The Blind Man’s Meal – 29 October 2018
The blind man sits alone at table. He can see nothing, but his hands stretch out to find the bread and wine that are his meal. The blues of the painting give it a melancholy feel. The bread and wine are contrasts, in a different colour, part of his world and another, at the same time.
Throughout the Bible blindness and sight are used as metaphors for faith. Some look and look and can see nothing. Here a blind man ‘sees’, perceives, where life is located – in the bread and wine on his simple table. In them he will find and taste life.
Blind man’s meal, 1903, is by Pablo Picasso. It is one of the most important of Picasso’s Blue Period canvases. The painting is a restatement in contemporary terms of the Christian sacrament-the ritual of tasting bread and wine to evoke the flesh and blood of Christ. The man’s body is elongated and lit with a mystical light, features reminiscent of El Greco’s mannerist style.
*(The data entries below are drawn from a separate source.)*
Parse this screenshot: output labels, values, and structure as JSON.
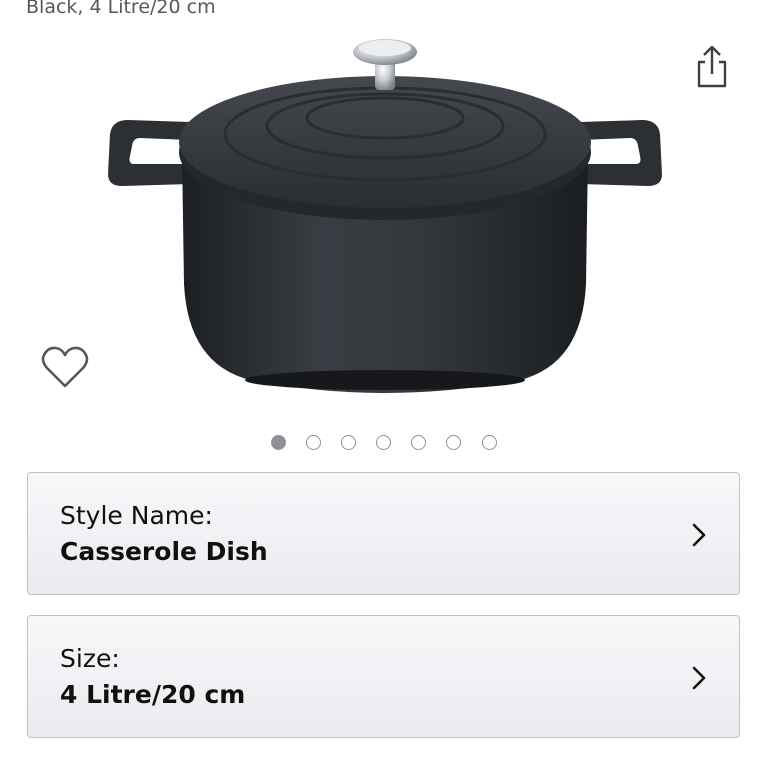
{
  "product": {
    "variant_subtitle": "Black, 4 Litre/20 cm",
    "image_icon": "casserole-pot-image"
  },
  "carousel": {
    "total": 7,
    "active_index": 0
  },
  "actions": {
    "share_icon": "share-icon",
    "wishlist_icon": "heart-outline-icon"
  },
  "variations": [
    {
      "label": "Style Name:",
      "value": "Casserole Dish"
    },
    {
      "label": "Size:",
      "value": "4 Litre/20 cm"
    }
  ],
  "colors": {
    "dot_color": "#8d9096",
    "card_border": "#bfc3c6",
    "text": "#0f1111"
  }
}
“What do you want me to do for you?” Jesus asked him.
The blind man said, “Rabbi, I want to see.”
“Go,” said Jesus, “your faith has healed you.”
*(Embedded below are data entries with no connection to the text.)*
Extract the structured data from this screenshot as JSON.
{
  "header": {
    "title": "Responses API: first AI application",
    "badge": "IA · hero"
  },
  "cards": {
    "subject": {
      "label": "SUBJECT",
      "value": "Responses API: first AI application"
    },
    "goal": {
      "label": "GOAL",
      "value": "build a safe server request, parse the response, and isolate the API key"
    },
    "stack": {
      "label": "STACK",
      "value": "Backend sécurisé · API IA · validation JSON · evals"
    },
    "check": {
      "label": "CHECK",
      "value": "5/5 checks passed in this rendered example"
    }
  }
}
Immediately he received his sight and followed Jesus along the road.
Amazing grace! How sweet the sound
That saved a wretch like me.
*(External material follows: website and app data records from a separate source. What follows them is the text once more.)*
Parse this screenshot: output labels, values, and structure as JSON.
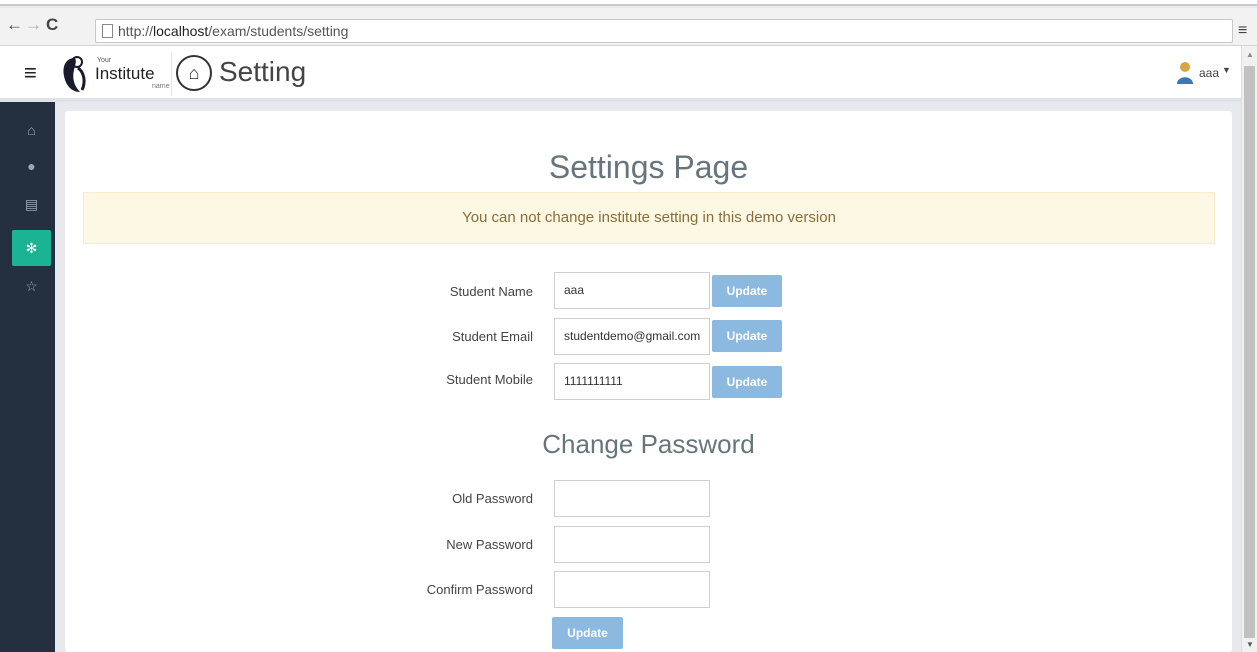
{
  "browser": {
    "url_prefix": "http://",
    "url_host": "localhost",
    "url_path": "/exam/students/setting"
  },
  "header": {
    "logo_top": "Your",
    "logo_name": "Institute",
    "logo_sub": "name",
    "page_title": "Setting",
    "user_name": "aaa"
  },
  "sidebar": {
    "items": [
      {
        "icon": "home-icon",
        "glyph": "⌂"
      },
      {
        "icon": "user-icon",
        "glyph": "👤"
      },
      {
        "icon": "list-icon",
        "glyph": "▤"
      },
      {
        "icon": "gear-icon",
        "glyph": "✻",
        "active": true
      },
      {
        "icon": "star-icon",
        "glyph": "☆"
      }
    ]
  },
  "main": {
    "title": "Settings Page",
    "alert": "You can not change institute setting in this demo version",
    "profile": {
      "name_label": "Student Name",
      "name_value": "aaa",
      "email_label": "Student Email",
      "email_value": "studentdemo@gmail.com",
      "mobile_label": "Student Mobile",
      "mobile_value": "1111111111",
      "update_label": "Update"
    },
    "password": {
      "title": "Change Password",
      "old_label": "Old Password",
      "new_label": "New Password",
      "confirm_label": "Confirm Password",
      "update_label": "Update"
    }
  },
  "colors": {
    "sidebar_bg": "#243040",
    "active_accent": "#1ab394",
    "button_bg": "#8bb9e0",
    "alert_bg": "#fcf8e3"
  }
}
I once was lost, but now am found,
Was blind, but now I see.
O gracious and holy Father,
give us wisdom to perceive you,
diligence to seek you,
patience to wait for you,
eyes to behold you,
a heart to meditate upon you,
and a life to proclaim you,
through the power of the Spirit
of Jesus Christ our Lord.
Benedict of Nursia